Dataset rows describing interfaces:

-------

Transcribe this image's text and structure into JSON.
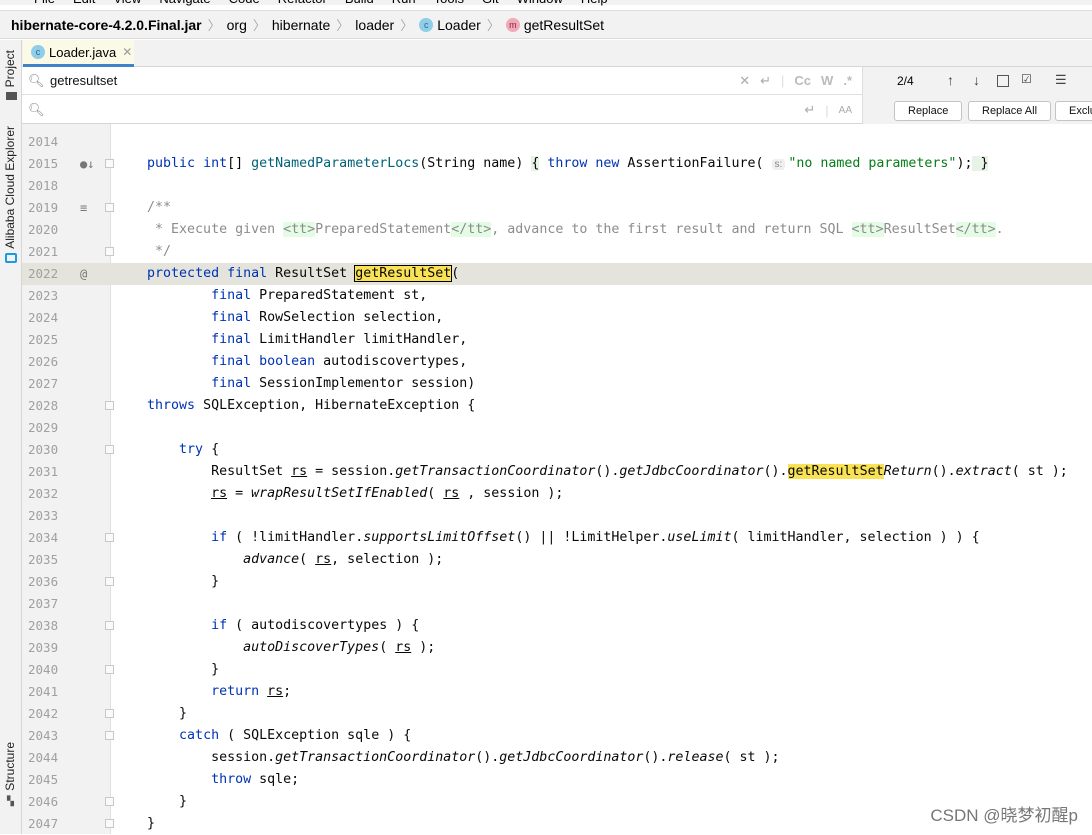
{
  "menu": [
    "File",
    "Edit",
    "View",
    "Navigate",
    "Code",
    "Refactor",
    "Build",
    "Run",
    "Tools",
    "Git",
    "Window",
    "Help"
  ],
  "breadcrumb": [
    "hibernate-core-4.2.0.Final.jar",
    "org",
    "hibernate",
    "loader",
    "Loader",
    "getResultSet"
  ],
  "tab": {
    "label": "Loader.java"
  },
  "side": {
    "project": "Project",
    "alibaba": "Alibaba Cloud Explorer",
    "structure": "Structure"
  },
  "find": {
    "search_value": "getresultset",
    "replace_value": "",
    "match_count": "2/4",
    "replace": "Replace",
    "replace_all": "Replace All",
    "exclude": "Exclude",
    "case": "Cc",
    "words": "W",
    "regex": ".*"
  },
  "watermark": "CSDN @晓梦初醒p",
  "lines": [
    {
      "n": "2014",
      "t": []
    },
    {
      "n": "2015",
      "g": "●↓",
      "fold": true,
      "t": [
        [
          "",
          "    "
        ],
        [
          "k",
          "public int"
        ],
        [
          "",
          "[] "
        ],
        [
          "f",
          "getNamedParameterLocs"
        ],
        [
          "",
          "(String name) "
        ],
        [
          "b",
          "{"
        ],
        [
          "",
          " "
        ],
        [
          "k",
          "throw new "
        ],
        [
          "",
          "AssertionFailure( "
        ],
        [
          "h",
          "s:"
        ],
        [
          "s",
          "\"no named parameters\""
        ],
        [
          "",
          ");"
        ],
        [
          "b",
          " }"
        ]
      ]
    },
    {
      "n": "2018",
      "t": []
    },
    {
      "n": "2019",
      "g": "≡",
      "fold": true,
      "t": [
        [
          "c",
          "    /**"
        ]
      ]
    },
    {
      "n": "2020",
      "t": [
        [
          "c",
          "     * Execute given "
        ],
        [
          "t",
          "<tt>"
        ],
        [
          "c",
          "PreparedStatement"
        ],
        [
          "t",
          "</tt>"
        ],
        [
          "c",
          ", advance to the first result and return SQL "
        ],
        [
          "t",
          "<tt>"
        ],
        [
          "c",
          "ResultSet"
        ],
        [
          "t",
          "</tt>"
        ],
        [
          "c",
          "."
        ]
      ]
    },
    {
      "n": "2021",
      "fold": true,
      "t": [
        [
          "c",
          "     */"
        ]
      ]
    },
    {
      "n": "2022",
      "g": "@",
      "cur": true,
      "t": [
        [
          "",
          "    "
        ],
        [
          "k",
          "protected final "
        ],
        [
          "",
          "ResultSet "
        ],
        [
          "mb",
          "getResultSet"
        ],
        [
          "",
          "("
        ]
      ]
    },
    {
      "n": "2023",
      "t": [
        [
          "",
          "            "
        ],
        [
          "k",
          "final "
        ],
        [
          "",
          "PreparedStatement st,"
        ]
      ]
    },
    {
      "n": "2024",
      "t": [
        [
          "",
          "            "
        ],
        [
          "k",
          "final "
        ],
        [
          "",
          "RowSelection selection,"
        ]
      ]
    },
    {
      "n": "2025",
      "t": [
        [
          "",
          "            "
        ],
        [
          "k",
          "final "
        ],
        [
          "",
          "LimitHandler limitHandler,"
        ]
      ]
    },
    {
      "n": "2026",
      "t": [
        [
          "",
          "            "
        ],
        [
          "k",
          "final boolean "
        ],
        [
          "",
          "autodiscovertypes,"
        ]
      ]
    },
    {
      "n": "2027",
      "t": [
        [
          "",
          "            "
        ],
        [
          "k",
          "final "
        ],
        [
          "",
          "SessionImplementor session)"
        ]
      ]
    },
    {
      "n": "2028",
      "fold": true,
      "t": [
        [
          "",
          "    "
        ],
        [
          "k",
          "throws "
        ],
        [
          "",
          "SQLException, HibernateException {"
        ]
      ]
    },
    {
      "n": "2029",
      "t": []
    },
    {
      "n": "2030",
      "fold": true,
      "t": [
        [
          "",
          "        "
        ],
        [
          "k",
          "try "
        ],
        [
          "",
          "{"
        ]
      ]
    },
    {
      "n": "2031",
      "t": [
        [
          "",
          "            ResultSet "
        ],
        [
          "u",
          "rs"
        ],
        [
          "",
          " = session."
        ],
        [
          "i",
          "getTransactionCoordinator"
        ],
        [
          "",
          "()."
        ],
        [
          "i",
          "getJdbcCoordinator"
        ],
        [
          "",
          "()."
        ],
        [
          "m",
          "getResultSet"
        ],
        [
          "i",
          "Return"
        ],
        [
          "",
          "()."
        ],
        [
          "i",
          "extract"
        ],
        [
          "",
          "( st );"
        ]
      ]
    },
    {
      "n": "2032",
      "t": [
        [
          "",
          "            "
        ],
        [
          "u",
          "rs"
        ],
        [
          "",
          " = "
        ],
        [
          "i",
          "wrapResultSetIfEnabled"
        ],
        [
          "",
          "( "
        ],
        [
          "u",
          "rs"
        ],
        [
          "",
          " , session );"
        ]
      ]
    },
    {
      "n": "2033",
      "t": []
    },
    {
      "n": "2034",
      "fold": true,
      "t": [
        [
          "",
          "            "
        ],
        [
          "k",
          "if "
        ],
        [
          "",
          "( !limitHandler."
        ],
        [
          "i",
          "supportsLimitOffset"
        ],
        [
          "",
          "() || !LimitHelper."
        ],
        [
          "i",
          "useLimit"
        ],
        [
          "",
          "( limitHandler, selection ) ) {"
        ]
      ]
    },
    {
      "n": "2035",
      "t": [
        [
          "",
          "                "
        ],
        [
          "i",
          "advance"
        ],
        [
          "",
          "( "
        ],
        [
          "u",
          "rs"
        ],
        [
          "",
          ", selection );"
        ]
      ]
    },
    {
      "n": "2036",
      "fold": true,
      "t": [
        [
          "",
          "            }"
        ]
      ]
    },
    {
      "n": "2037",
      "t": []
    },
    {
      "n": "2038",
      "fold": true,
      "t": [
        [
          "",
          "            "
        ],
        [
          "k",
          "if "
        ],
        [
          "",
          "( autodiscovertypes ) {"
        ]
      ]
    },
    {
      "n": "2039",
      "t": [
        [
          "",
          "                "
        ],
        [
          "i",
          "autoDiscoverTypes"
        ],
        [
          "",
          "( "
        ],
        [
          "u",
          "rs"
        ],
        [
          "",
          " );"
        ]
      ]
    },
    {
      "n": "2040",
      "fold": true,
      "t": [
        [
          "",
          "            }"
        ]
      ]
    },
    {
      "n": "2041",
      "t": [
        [
          "",
          "            "
        ],
        [
          "k",
          "return "
        ],
        [
          "u",
          "rs"
        ],
        [
          "",
          ";"
        ]
      ]
    },
    {
      "n": "2042",
      "fold": true,
      "t": [
        [
          "",
          "        }"
        ]
      ]
    },
    {
      "n": "2043",
      "fold": true,
      "t": [
        [
          "",
          "        "
        ],
        [
          "k",
          "catch "
        ],
        [
          "",
          "( SQLException sqle ) {"
        ]
      ]
    },
    {
      "n": "2044",
      "t": [
        [
          "",
          "            session."
        ],
        [
          "i",
          "getTransactionCoordinator"
        ],
        [
          "",
          "()."
        ],
        [
          "i",
          "getJdbcCoordinator"
        ],
        [
          "",
          "()."
        ],
        [
          "i",
          "release"
        ],
        [
          "",
          "( st );"
        ]
      ]
    },
    {
      "n": "2045",
      "t": [
        [
          "",
          "            "
        ],
        [
          "k",
          "throw "
        ],
        [
          "",
          "sqle;"
        ]
      ]
    },
    {
      "n": "2046",
      "fold": true,
      "t": [
        [
          "",
          "        }"
        ]
      ]
    },
    {
      "n": "2047",
      "fold": true,
      "t": [
        [
          "",
          "    }"
        ]
      ]
    }
  ]
}
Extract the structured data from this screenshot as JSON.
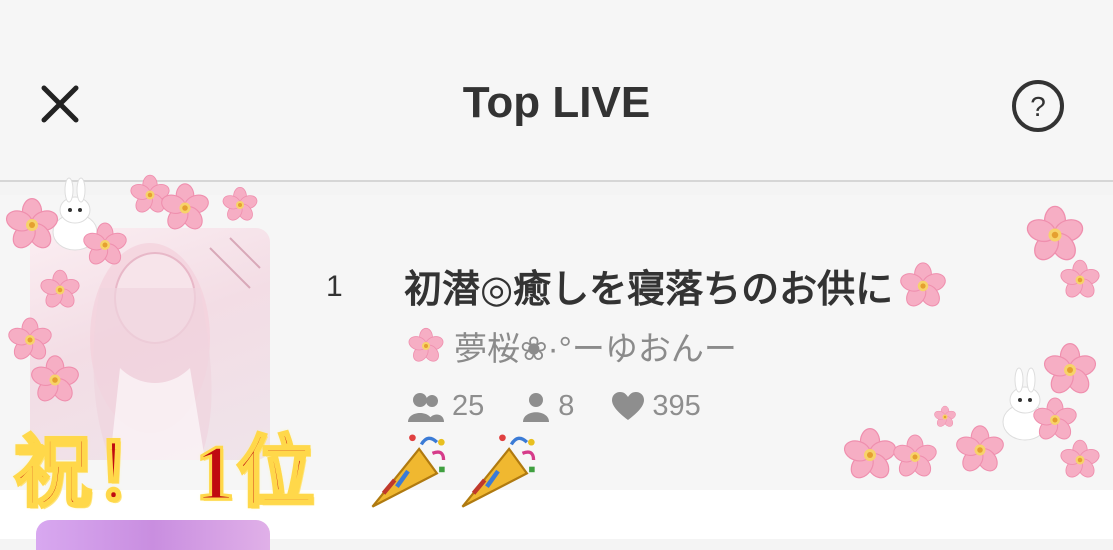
{
  "header": {
    "title": "Top LIVE"
  },
  "ranking": [
    {
      "rank": "1",
      "title": "初潜◎癒しを寝落ちのお供に",
      "streamer": "夢桜❀·°ーゆおんー",
      "viewers": "25",
      "listeners": "8",
      "likes": "395"
    }
  ],
  "celebration": {
    "text": "祝！ 1位"
  },
  "icons": {
    "close": "close-icon",
    "help": "help-icon",
    "viewers": "viewers-icon",
    "listeners": "person-icon",
    "likes": "heart-icon",
    "blossom": "cherry-blossom-icon",
    "party": "party-popper-icon"
  },
  "colors": {
    "text_primary": "#333333",
    "text_secondary": "#8b8b8b",
    "celebration_red": "#c00a10",
    "celebration_outline": "#ffd84a",
    "blossom_pink": "#f4a6bf"
  }
}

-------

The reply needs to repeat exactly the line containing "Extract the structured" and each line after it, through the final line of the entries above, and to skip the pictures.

Extract the structured data from this screenshot as JSON.
{
  "header": {
    "title": "Top LIVE"
  },
  "ranking": [
    {
      "rank": "1",
      "title": "初潜◎癒しを寝落ちのお供に",
      "streamer": "夢桜❀·°ーゆおんー",
      "viewers": "25",
      "listeners": "8",
      "likes": "395"
    }
  ],
  "celebration": {
    "text": "祝！ 1位"
  },
  "icons": {
    "close": "close-icon",
    "help": "help-icon",
    "viewers": "viewers-icon",
    "listeners": "person-icon",
    "likes": "heart-icon",
    "blossom": "cherry-blossom-icon",
    "party": "party-popper-icon"
  },
  "colors": {
    "text_primary": "#333333",
    "text_secondary": "#8b8b8b",
    "celebration_red": "#c00a10",
    "celebration_outline": "#ffd84a",
    "blossom_pink": "#f4a6bf"
  }
}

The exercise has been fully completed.